The hon. Member for Ealing North mentioned that there are about 100 pages of legislation. That is true, but let us be very clear: this is a clear and transparent simplification that has been welcomed by large swathes of the public sector. The vast majority of the 100 pages of legislation he talked about remove references and concepts associated with the lifetime allowance. When we make changes, we need to remove references, and that was the bulk of the work.

As I said, this has been the result of extensive consultation. The Government have been consistently clear since the spring Budget of 2023 that the abolition of the lifetime allowance will be effective from April 2024. We have set out the timelines very clearly. We continued to work closely with industry, and HMRC will support the implementation of these changes. As I said, we have listened to stakeholder feedback and confirmed that we would not proceed with the previously proposed changes, for example to pension commencement lump sums and small lump sums. Once the changes have been made, they represent a significant saving for pensions.

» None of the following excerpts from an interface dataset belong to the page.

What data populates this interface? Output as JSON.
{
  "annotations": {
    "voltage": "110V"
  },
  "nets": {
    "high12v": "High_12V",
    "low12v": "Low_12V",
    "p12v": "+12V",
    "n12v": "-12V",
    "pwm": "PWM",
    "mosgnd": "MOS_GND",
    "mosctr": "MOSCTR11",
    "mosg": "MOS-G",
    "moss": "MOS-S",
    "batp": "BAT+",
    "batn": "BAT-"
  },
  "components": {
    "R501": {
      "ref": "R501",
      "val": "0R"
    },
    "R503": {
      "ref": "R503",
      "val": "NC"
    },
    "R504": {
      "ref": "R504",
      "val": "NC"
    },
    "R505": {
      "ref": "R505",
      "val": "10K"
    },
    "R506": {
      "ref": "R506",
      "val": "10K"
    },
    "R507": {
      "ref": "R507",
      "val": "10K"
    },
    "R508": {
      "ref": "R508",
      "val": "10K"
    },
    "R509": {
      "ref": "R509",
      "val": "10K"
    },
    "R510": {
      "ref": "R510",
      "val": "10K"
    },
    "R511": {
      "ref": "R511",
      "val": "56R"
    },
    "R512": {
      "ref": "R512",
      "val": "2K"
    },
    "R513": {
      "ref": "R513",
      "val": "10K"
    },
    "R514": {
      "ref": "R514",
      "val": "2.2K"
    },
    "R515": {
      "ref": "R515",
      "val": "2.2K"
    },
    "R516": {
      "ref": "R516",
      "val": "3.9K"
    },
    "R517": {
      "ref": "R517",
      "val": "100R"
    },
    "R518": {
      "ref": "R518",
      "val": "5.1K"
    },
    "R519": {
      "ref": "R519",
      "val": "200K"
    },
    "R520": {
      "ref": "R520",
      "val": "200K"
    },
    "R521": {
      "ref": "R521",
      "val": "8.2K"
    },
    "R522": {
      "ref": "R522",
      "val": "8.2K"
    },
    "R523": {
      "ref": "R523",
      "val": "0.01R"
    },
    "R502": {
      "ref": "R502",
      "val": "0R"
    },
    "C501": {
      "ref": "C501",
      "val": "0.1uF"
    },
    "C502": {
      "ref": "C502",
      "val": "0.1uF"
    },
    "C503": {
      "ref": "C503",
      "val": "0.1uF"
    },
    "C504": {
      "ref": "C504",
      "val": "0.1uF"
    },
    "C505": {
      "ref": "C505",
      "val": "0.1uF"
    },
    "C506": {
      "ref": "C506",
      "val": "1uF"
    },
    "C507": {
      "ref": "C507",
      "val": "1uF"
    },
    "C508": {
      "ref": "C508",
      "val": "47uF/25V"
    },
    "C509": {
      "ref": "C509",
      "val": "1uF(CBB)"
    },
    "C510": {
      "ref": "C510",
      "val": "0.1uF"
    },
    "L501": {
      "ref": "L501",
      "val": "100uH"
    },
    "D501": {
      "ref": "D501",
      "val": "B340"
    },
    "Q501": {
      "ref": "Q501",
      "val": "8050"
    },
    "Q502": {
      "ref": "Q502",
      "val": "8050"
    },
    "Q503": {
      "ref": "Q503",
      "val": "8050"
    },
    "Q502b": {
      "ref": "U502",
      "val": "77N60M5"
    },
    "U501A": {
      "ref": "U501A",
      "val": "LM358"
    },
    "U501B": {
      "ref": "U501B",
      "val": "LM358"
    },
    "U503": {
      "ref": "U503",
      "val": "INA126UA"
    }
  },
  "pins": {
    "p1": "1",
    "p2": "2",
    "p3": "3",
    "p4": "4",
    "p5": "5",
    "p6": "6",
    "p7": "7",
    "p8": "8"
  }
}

Unlike the lifetime allowance excess lump sum, which is charged at 55%, the pension commencement excess lump sum is charged at the member’s marginal rate. So the pension commencement excess lump sum is only paid in connection with the commencement of a pension. The pension commencement excess lump sum allows individuals entitled to receive more of their pension on commencement as a lump sum than is provided for by the standard pension commencement lump sum. As I said, overall, these changes are welcomed and are a simplification. I therefore commend the clause to the Committee.

Question put and agreed to.

Clause 14 accordingly ordered to stand part of the Bill.

Schedule 9 agreed to.